Marketing and reviews.
Buy my book – buy my book – pleeeease buy my book!
When my debut novel was published on Kindle, I immediately hit the writers’ forum, enthusiastic and naïve, eagerly asking questions that I now appreciate had been asked a thousand times before. I also quickly realised how annoying it was when people constantly deluged the forum with promotions of their new book.
I suspect most writers have been there, especially when trying to promote their very first book. I remember when the first paperback copies of my debut novel arrived, to be picked up, admired, stroked and generally cooed over. At such times, there is a danger of tunnel vision. Objectivity can very easily take wing and disappear into the blue – all that matters is THE BOOK.

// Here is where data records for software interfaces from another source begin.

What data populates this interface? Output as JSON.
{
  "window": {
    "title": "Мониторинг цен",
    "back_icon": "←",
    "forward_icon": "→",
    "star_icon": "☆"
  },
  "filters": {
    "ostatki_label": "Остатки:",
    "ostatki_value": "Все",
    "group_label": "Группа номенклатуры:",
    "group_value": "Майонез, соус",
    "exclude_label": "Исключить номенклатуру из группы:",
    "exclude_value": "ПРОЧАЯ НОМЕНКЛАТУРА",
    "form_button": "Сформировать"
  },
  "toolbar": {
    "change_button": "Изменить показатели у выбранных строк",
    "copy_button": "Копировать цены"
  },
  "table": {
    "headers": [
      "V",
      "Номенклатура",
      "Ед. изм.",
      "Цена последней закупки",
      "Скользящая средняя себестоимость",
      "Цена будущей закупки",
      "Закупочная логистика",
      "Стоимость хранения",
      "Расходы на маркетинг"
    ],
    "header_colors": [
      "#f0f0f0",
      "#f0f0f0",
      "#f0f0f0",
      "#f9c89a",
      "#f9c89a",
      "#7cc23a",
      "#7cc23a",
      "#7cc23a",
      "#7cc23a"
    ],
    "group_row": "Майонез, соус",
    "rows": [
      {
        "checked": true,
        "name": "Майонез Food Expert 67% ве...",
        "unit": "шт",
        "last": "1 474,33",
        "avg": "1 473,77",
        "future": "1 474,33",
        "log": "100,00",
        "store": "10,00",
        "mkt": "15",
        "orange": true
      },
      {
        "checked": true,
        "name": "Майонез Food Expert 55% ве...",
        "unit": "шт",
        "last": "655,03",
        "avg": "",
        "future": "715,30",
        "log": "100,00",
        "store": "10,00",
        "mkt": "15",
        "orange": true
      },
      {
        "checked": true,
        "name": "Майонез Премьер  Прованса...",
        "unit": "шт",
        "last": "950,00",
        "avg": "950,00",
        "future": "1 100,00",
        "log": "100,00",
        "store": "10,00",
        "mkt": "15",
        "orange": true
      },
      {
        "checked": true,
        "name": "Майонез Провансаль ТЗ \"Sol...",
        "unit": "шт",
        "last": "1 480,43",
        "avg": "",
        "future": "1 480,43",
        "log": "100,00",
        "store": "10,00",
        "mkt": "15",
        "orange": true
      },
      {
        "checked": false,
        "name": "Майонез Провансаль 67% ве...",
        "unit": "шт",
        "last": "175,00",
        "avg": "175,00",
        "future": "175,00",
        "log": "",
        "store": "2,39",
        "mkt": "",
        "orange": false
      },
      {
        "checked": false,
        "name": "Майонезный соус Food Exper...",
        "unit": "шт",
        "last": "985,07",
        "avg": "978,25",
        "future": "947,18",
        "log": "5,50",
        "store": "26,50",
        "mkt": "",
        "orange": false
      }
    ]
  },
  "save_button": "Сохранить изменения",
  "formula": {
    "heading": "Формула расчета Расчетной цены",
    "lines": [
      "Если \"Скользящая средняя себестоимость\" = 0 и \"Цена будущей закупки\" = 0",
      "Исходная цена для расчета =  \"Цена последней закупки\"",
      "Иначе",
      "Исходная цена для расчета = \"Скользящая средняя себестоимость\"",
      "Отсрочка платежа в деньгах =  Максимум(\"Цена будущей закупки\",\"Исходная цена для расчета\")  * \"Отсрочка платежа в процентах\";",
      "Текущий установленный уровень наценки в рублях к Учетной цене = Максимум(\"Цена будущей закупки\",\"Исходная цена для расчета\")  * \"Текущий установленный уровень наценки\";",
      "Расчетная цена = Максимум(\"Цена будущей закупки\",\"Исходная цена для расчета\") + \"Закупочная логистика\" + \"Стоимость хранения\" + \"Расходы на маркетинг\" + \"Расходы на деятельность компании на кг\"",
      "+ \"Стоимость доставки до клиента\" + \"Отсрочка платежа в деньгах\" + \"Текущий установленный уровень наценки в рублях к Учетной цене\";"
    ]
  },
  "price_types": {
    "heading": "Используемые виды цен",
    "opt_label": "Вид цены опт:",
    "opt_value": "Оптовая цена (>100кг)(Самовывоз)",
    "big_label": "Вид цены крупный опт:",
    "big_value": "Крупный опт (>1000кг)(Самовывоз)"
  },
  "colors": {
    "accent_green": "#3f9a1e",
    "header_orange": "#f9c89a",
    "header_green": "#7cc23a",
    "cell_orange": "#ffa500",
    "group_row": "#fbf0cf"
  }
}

Very few new, unknown authors will achieve overnight success, although we can always dream. Marketing is hard work and it takes time. “It’s a marathon, not a sprint” may sound like a cliché (probably because it is), but when it comes to book marketing it is extremely apt. Without a big organisation behind them, most independent authors have to do their own marketing. For many of us (including me) it is unfamiliar territory. Learning our way around takes time and patience.
When it comes to reviews, opinions vary as to just how valuable they are to an author. Do would-be readers take notice of how many 5* reviews a book has? Do they actually read them? I suppose that depends on the reader. I do read reviews – both good and bad – because sometimes it can give me a valuable insight into the book, beyond the blurb and the “look inside.”
Most authors are understandably keen to get positive reviews. When the book is first published it is natural that friends will want to leave good reviews to help out their mate (a couple of my friends did that). As long as they have actually read the book, that seems fair enough.
But how far is fair? Is it in order to ask friends to leave a review? I have given this one a lot of thought, and on balance I would say it depends. Putting out a general request on Facebook saying something like ‘hi guys, if you’ve read my book and enjoyed it, I’d be grateful for a review’ seems fine, inasmuch as no-one is put under personal pressure. It would, however, be different to approach an individual and say ‘Hey Bob, will you do me a review on Amazon?’ That can put Bob in a difficult position. He may well have said that he enjoyed the book – he’s your friend. But in reality, he may not have enjoyed it that much. He may not even have read the book.
Some authors have been known to go even further and use “sock puppets” to write their own reviews, under different names.
Sadly, some of these doubtful tactics probably pay off. Readers who are not also writers may simply take reviews at their face value. Most authors will not. I have heard various estimates as to the relationship between the number of books sold and the number of reviews, one oft quoted figure is around one review per hundred books. In reality, I think that is a meaningless figure, because it will be different for each book. Since publication four months ago, my own book has picked up an average of one review (from strangers) per 40 books sold.
There is nothing more suspicious than a book that is published on the first of July, and has picked up a dozen glowing five star reviews by the second of July (unless, of course, the writer is a J. K. Rowling).